Pederson regrets forgoing timeout before Eagles’ crucial two-point attempt

75756A5E-120A-4932-810C-2FD980DB785E
By KYW Newsradio 1060

PHILADELPHIA (KYW Newsradio) — There are many reasons the now 1-4-1 Eagles lost to the 5-1 Baltimore Ravens 30-28.

For starters, there were two crucial drops: one in the end zone and one that could have been a touchdown. The Ravens unsurprisingly won the turnover battle. Jake Elliott missed a makable field goal.

On top of that, Carson Wentz was playing behind an offensive line that featured one original starter. The quarterback was under pressure so much that Merrill Reese, the voice of the Eagles, jokingly asked this KYW reporter if I should play right guard Thursday night when the Giants come to town.

(By the way, the answer to that is a resounding “no.”)

The play that ultimately decided the outcome of the game was a two-point attempt with 1:55 left after Wentz had a 1-yard sneak into the end zone following the two-minute warning.

The Eagles took a while getting out of the huddle and managed to snap the ball at the very end of the play clock. Wentz tried a run-pass option with running back Boston Scott, but it failed miserably. The Ravens, including former Eagles linebacker L.J. Fort, had it the whole way.

The play was a mess — head coach Doug Pederson even acknowledged that at his postgame press conference.

“I can do better as far as getting the play in and giving our guys a better opportunity play-call-wise, too, in that situation,” he said.

WIP Morning Show host Angelo Cataldi asked Pederson Monday morning if they had any idea as to the play they wanted to run on a potential two-point attempt. Pederson said they did.

At that point in the game, Pederson said they “basically exhausted every red zone play that we had on our call sheet … and so we knew going in that we were gonna have to use one of our game plan plays, probably in another area of the game plan for that specific call.”

But even if Pederson and the Eagles were somewhat prepared for what they wanted to run, they still took a decent amount of time to get out of the huddle, and did so with one timeout remaining.

Looking back, Pederson admitted he could have gone about that sequence differently.

“The best call could have been the timeout to really think things through — at least give us more time to make, from a coaching standpoint, a better decision at that time,” he said.

Don’t be mistaken, the Ravens defense is outstanding. Baltimore still may have stuffed the Eagles. Still, the play they ran appeared to have little to no chance to work once the ball was snapped.

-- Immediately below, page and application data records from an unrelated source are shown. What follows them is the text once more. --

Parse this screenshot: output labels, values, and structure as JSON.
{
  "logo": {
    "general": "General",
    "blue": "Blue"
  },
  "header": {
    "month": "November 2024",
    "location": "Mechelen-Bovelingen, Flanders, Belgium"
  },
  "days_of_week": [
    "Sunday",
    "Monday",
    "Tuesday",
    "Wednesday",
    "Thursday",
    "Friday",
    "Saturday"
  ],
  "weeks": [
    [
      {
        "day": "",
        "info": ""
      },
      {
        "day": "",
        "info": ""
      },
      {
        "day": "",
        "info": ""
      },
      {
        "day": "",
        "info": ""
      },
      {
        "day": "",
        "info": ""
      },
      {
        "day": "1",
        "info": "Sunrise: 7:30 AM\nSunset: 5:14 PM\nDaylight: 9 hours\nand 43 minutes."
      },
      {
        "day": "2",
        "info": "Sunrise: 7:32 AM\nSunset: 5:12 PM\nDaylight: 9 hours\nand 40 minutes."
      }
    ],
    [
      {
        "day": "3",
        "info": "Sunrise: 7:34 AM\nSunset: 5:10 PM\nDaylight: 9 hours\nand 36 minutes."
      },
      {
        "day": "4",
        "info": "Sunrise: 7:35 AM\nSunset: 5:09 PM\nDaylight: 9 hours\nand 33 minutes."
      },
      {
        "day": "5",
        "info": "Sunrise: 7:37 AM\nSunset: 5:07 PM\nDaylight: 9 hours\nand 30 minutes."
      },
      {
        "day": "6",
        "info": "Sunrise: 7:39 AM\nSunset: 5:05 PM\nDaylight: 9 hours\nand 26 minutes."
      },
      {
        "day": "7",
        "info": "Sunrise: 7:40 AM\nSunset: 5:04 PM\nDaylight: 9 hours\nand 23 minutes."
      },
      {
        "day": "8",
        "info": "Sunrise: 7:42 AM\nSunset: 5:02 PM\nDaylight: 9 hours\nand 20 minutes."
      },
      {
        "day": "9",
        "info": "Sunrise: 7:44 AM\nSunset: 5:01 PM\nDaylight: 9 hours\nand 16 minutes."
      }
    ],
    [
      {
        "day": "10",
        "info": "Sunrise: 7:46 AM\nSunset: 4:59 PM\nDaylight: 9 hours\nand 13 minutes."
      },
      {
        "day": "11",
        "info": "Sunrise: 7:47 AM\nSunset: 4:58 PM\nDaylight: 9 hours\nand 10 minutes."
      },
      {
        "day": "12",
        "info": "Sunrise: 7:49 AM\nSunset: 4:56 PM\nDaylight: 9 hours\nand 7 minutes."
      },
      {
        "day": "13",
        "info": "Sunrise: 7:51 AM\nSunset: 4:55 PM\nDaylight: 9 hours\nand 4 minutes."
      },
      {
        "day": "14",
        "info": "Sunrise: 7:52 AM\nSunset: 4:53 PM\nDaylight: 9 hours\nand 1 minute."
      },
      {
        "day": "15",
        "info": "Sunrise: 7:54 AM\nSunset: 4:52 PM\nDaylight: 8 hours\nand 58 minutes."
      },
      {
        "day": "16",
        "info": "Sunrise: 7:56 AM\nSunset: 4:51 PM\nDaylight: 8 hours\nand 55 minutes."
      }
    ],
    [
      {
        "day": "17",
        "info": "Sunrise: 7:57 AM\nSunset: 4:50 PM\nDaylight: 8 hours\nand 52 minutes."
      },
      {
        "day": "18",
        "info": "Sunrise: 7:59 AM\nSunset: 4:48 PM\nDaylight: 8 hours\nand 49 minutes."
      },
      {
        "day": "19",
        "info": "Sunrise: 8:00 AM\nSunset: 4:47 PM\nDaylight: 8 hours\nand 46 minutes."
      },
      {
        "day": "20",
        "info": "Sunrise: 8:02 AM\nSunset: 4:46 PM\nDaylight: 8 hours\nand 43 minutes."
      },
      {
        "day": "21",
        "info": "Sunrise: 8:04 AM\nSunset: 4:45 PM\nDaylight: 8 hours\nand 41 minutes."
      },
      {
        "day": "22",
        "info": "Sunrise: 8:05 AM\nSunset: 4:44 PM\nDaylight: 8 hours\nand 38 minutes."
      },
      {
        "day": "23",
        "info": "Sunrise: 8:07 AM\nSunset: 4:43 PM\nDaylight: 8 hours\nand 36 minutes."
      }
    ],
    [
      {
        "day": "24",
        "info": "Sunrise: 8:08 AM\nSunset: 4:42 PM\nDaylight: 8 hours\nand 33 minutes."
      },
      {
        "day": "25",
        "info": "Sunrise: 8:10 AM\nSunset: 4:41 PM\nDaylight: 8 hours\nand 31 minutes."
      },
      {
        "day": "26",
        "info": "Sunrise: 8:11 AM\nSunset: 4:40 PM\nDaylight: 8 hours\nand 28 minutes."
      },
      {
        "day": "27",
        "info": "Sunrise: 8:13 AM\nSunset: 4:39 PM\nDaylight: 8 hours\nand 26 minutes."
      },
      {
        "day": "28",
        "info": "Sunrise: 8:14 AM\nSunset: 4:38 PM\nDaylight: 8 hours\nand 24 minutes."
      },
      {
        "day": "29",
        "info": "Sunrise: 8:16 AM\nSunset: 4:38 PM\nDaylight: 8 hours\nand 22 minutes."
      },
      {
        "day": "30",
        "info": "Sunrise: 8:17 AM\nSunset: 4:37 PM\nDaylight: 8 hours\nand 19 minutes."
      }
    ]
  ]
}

Cataldi asked Pederson if Wentz could have taken the initiative to call the timeout once he surveyed everything at the line. Pederson said yes, but added, “It’s our job to put our players in a position to be successful or at least have an attempt to be successful. Obviously, the quarterback and the head coach are two guys that can do that, but that falls on me to run down there and do that.”

“We probably did get a little later out of the huddle than we wanted,” said Wentz after Sunday’s home game. “I think it’s a 20-second play clock or something. Seems like it goes pretty quick on the two-point plays. We gotta be more urgent to get to the line and get our calls and get our checks. We had a scouted look there that we felt confident in that play, and they made a good play, made life tough on us. It’s frustrating to come up short like that, but hats off to them.”

“It didn’t look right at the line of scrimmage,” added WIP Sportsradio’s Ray Didinger. “Everything looked kind of rushed, and I thought the play call was very questionable.”

Didinger felt the play may have been more effective if starting running back Miles Sanders — who at that point left the game with a knee injury — was still in.

“I just don’t think that the fake to a back like Boston Scott is gonna buy you the space or the time that you need to make that play work,” he said.

Didinger would have put Wentz in the shotgun and “done some kind of a rollout and just let him get out on the edge,” with Wentz running it himself or passing it to a receiver.

“The play had very little chance of succeeding,” he said.

While many are dissecting the play and the decision to a T, Didinger said there’s a bigger issue: “Why do you keep digging yourself a hole like this? Why does every game have to come down to this? And that, to me, is the real problem here — is the slow starts.”

The Eagles only have one win out of six games this season — a first since 1998 during Ray Rhodes’ final season as head coach, which was a 3-13 team. Prior to that, the same figure dates back to 1982, which was a strike-shortened season, and the Eagles sixth game wasn’t until December.

The only reason this season isn’t “over” after six games is that the NFC East is so bad, with some calling it the “NFC Least.”

The next three games are against the “NFC Least,” with matchups against the Giants, Cowboys, and then the Giants again. They’re going to play a huge part in determining how this Eagles season ends up.

Although it may be easier for the Eagles to overcome slow starts against those lesser opponents, it would behoove them to develop an offensive rhythm much earlier than they did on Sunday.

Their next chance to do that is Thursday night against New York at the Linc.